START Provided data

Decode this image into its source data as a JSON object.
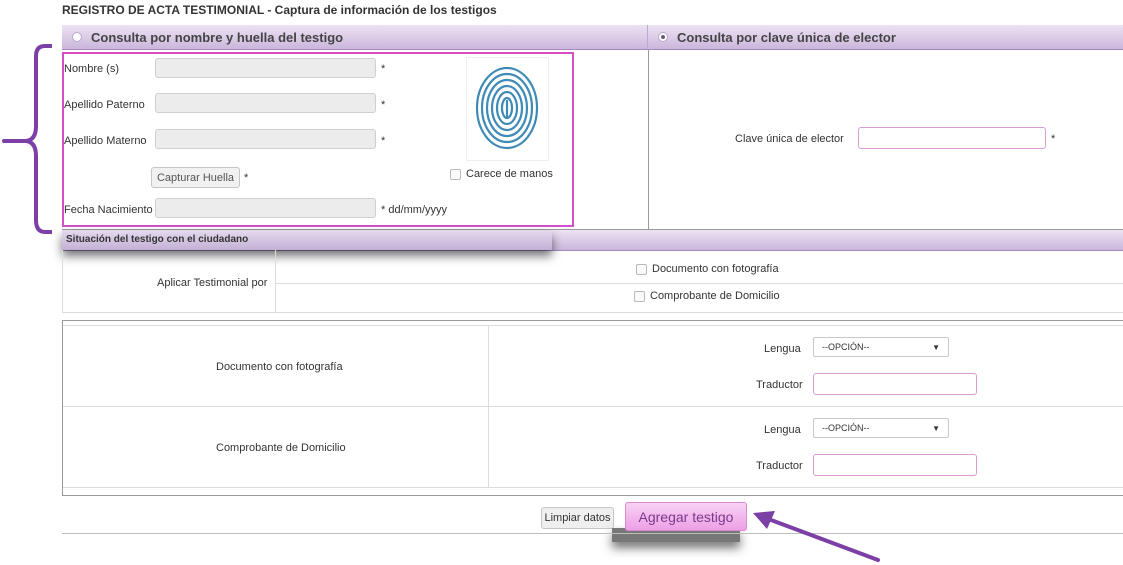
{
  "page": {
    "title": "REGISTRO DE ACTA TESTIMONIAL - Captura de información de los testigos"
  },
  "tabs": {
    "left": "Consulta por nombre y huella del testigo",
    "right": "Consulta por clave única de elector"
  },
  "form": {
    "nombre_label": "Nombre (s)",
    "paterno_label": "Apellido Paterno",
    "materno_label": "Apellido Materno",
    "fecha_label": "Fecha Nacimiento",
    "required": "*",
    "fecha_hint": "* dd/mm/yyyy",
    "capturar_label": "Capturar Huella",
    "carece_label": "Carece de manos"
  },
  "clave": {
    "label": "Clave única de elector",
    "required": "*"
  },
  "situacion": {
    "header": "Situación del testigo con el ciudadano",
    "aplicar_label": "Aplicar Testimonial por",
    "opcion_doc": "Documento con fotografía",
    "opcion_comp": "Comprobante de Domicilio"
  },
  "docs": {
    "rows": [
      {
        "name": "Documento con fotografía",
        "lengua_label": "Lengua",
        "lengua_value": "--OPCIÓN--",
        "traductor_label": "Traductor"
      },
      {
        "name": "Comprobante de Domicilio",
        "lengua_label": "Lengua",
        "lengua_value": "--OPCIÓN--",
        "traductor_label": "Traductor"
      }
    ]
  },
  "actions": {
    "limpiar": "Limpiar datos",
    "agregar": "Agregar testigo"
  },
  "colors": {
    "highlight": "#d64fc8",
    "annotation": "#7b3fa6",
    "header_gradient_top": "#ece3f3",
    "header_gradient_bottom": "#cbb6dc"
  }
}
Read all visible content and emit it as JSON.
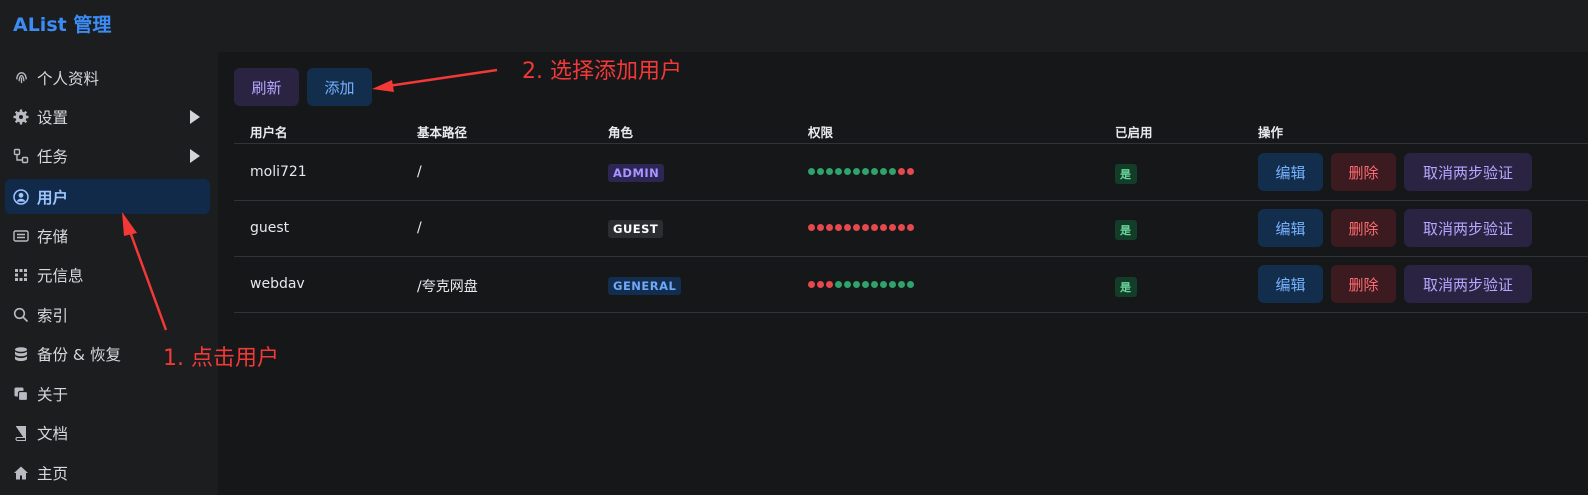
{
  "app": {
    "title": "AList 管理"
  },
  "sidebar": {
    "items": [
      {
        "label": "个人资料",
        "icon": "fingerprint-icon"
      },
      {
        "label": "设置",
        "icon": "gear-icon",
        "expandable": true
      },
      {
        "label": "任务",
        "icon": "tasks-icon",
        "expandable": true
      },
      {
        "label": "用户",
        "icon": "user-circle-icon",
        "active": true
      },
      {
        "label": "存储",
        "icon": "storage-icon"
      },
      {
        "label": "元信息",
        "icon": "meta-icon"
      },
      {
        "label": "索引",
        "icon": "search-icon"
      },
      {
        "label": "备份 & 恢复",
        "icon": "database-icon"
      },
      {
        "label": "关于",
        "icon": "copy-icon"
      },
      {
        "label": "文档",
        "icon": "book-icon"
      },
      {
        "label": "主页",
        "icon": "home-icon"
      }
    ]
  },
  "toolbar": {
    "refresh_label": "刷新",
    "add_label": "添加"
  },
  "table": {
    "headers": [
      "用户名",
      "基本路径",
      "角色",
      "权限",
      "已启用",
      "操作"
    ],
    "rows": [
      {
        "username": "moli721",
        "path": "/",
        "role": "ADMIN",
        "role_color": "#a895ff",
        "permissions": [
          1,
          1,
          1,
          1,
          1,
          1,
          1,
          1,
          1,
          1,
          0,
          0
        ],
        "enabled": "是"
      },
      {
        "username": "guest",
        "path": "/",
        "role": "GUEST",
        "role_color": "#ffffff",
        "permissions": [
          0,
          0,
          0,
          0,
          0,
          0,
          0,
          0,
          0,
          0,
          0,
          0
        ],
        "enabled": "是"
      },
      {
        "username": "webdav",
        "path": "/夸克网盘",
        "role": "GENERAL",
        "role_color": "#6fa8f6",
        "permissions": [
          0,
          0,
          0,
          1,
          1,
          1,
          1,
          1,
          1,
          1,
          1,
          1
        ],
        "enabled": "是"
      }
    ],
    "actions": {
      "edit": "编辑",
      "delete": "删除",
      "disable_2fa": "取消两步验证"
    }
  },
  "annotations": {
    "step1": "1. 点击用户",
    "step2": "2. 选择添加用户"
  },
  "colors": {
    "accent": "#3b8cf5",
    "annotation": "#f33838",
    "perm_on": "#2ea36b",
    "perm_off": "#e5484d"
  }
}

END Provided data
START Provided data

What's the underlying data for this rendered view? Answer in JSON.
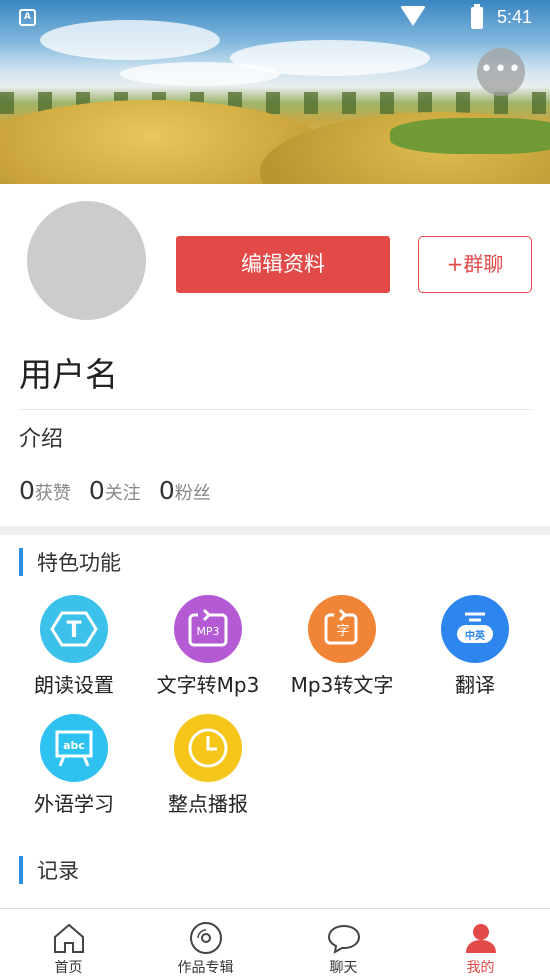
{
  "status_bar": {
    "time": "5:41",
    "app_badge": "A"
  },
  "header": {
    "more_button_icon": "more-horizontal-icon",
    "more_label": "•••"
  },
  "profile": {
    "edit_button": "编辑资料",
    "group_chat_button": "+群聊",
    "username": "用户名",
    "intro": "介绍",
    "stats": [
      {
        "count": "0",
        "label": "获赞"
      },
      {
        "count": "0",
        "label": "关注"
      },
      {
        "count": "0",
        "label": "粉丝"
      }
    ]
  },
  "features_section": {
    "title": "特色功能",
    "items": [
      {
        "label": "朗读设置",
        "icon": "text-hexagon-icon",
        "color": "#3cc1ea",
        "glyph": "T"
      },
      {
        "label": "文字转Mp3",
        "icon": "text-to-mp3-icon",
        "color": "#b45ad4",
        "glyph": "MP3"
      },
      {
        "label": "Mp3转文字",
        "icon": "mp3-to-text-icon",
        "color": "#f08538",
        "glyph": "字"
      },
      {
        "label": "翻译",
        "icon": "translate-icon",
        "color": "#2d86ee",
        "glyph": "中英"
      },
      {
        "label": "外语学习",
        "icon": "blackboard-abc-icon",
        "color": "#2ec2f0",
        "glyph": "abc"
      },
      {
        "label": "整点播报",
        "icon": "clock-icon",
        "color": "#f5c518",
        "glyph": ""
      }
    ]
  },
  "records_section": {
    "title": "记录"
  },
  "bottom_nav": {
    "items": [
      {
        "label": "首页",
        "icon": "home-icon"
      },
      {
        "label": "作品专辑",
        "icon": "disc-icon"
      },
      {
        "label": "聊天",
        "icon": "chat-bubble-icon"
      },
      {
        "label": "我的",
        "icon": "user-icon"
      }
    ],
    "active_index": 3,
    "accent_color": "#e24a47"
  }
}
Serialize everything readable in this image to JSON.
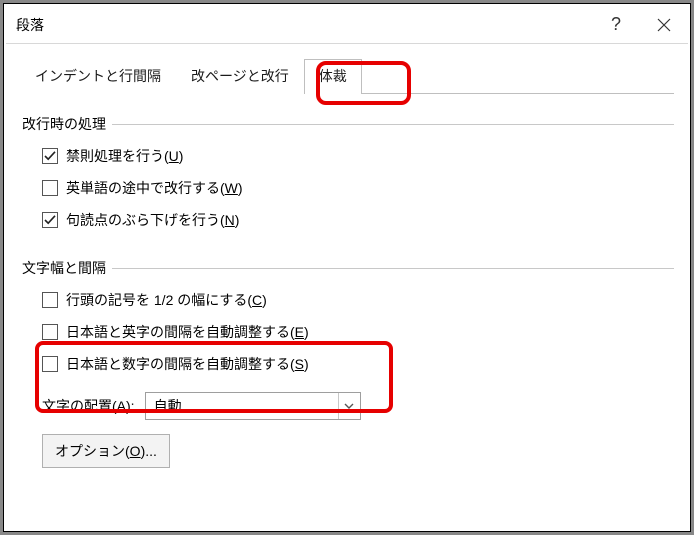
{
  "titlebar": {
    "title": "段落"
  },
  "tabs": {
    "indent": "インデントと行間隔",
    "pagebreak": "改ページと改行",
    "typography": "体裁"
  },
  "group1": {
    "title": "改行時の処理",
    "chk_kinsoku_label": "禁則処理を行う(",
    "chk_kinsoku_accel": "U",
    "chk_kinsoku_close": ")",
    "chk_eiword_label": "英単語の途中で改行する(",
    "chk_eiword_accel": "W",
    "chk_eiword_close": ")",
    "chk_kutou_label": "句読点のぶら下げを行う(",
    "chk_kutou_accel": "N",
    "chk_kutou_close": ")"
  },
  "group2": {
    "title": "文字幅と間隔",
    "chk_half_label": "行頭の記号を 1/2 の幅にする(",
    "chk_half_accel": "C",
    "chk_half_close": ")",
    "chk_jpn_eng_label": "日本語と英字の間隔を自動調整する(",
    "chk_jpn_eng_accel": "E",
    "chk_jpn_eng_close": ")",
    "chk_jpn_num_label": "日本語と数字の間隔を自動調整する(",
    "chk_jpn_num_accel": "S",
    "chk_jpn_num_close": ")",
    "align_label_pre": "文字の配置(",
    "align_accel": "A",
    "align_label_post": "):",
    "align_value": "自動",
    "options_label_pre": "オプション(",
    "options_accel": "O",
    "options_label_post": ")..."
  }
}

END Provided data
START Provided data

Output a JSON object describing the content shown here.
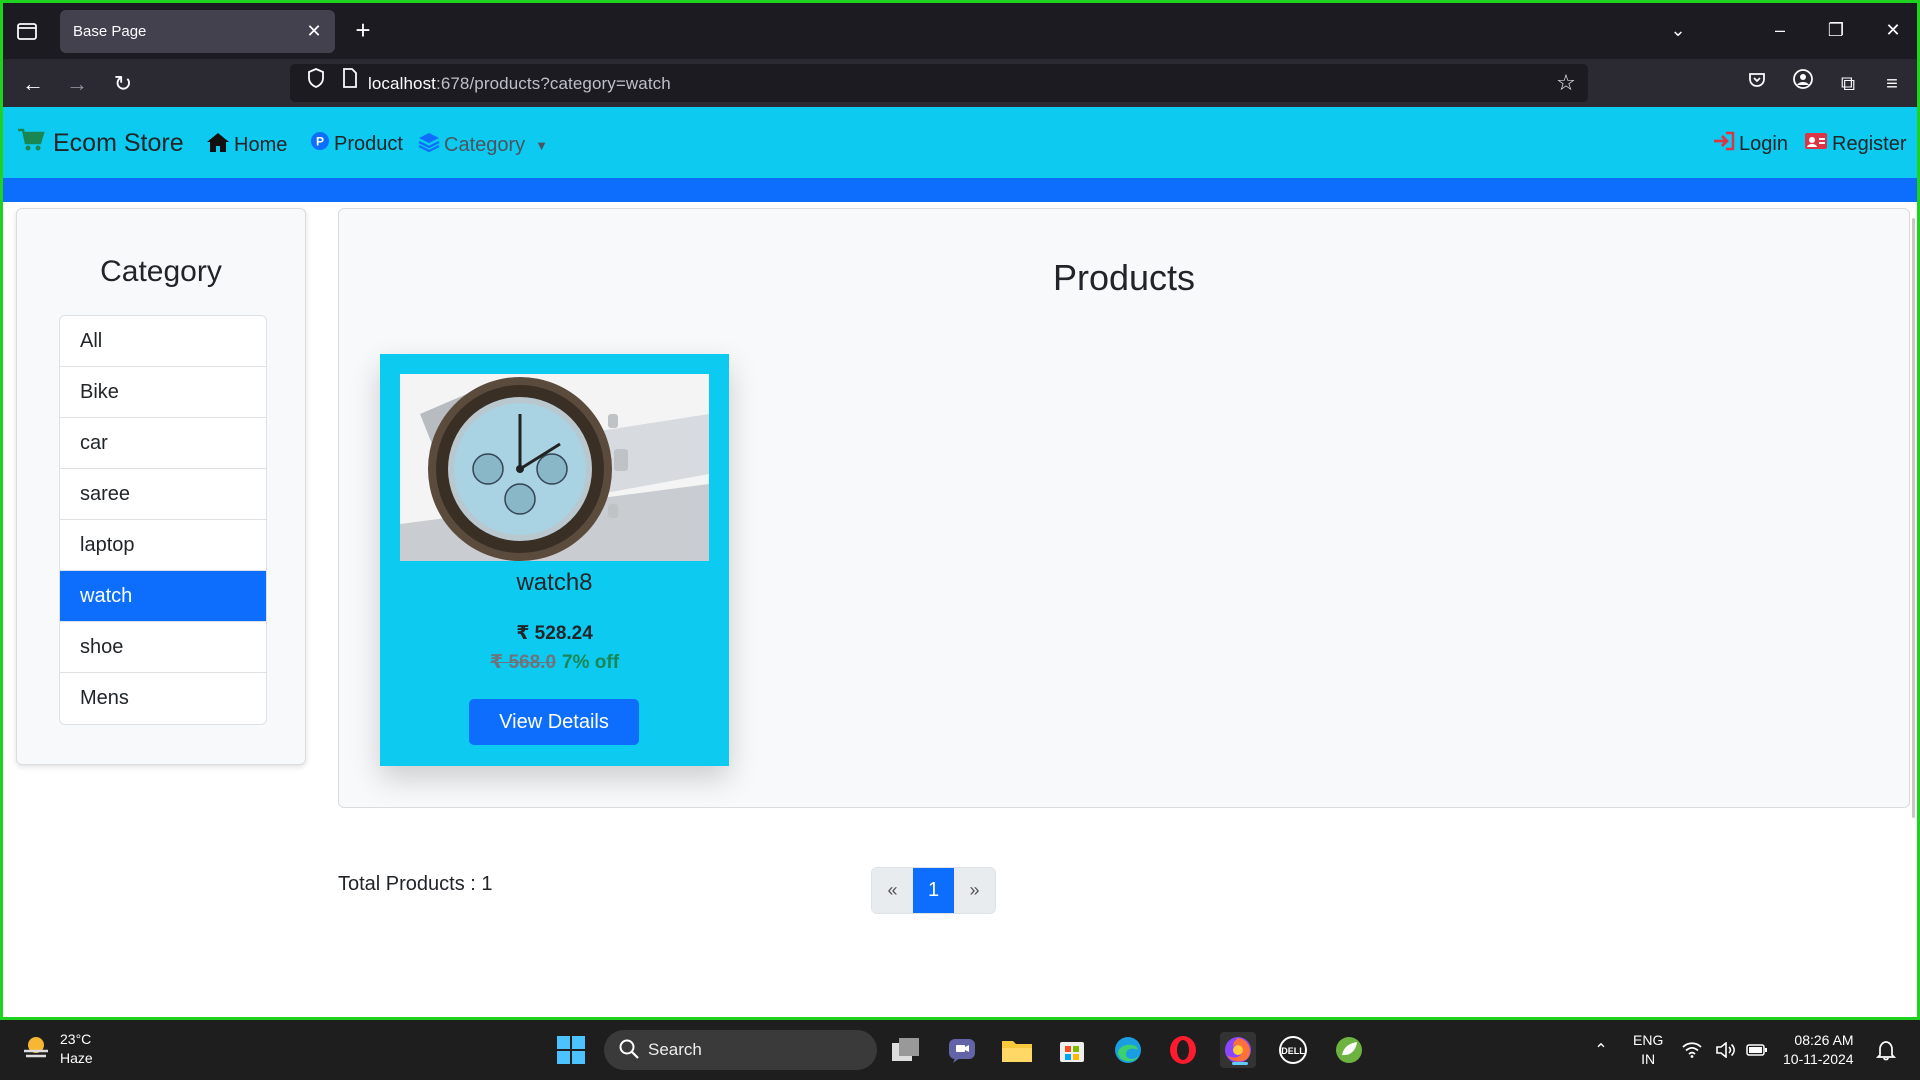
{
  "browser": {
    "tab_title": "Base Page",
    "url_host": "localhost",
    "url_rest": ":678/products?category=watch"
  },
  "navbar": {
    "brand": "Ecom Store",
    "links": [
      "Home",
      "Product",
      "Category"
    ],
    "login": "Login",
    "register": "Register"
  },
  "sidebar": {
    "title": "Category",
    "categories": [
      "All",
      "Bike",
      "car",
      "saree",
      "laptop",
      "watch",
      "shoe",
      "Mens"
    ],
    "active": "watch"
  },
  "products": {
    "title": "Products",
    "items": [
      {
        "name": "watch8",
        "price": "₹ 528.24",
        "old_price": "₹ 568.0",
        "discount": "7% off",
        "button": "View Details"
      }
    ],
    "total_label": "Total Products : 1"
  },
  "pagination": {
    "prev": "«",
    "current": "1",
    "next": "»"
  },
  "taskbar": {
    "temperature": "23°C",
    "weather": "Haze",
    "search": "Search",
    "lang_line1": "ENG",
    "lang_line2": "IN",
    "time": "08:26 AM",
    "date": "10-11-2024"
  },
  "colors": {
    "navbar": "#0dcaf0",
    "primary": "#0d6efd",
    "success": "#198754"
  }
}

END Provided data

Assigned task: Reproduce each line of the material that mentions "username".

Solution to this problem:
        "username": "moli721",
        "username": "guest",
        "username": "webdav",
    "username": "用户名",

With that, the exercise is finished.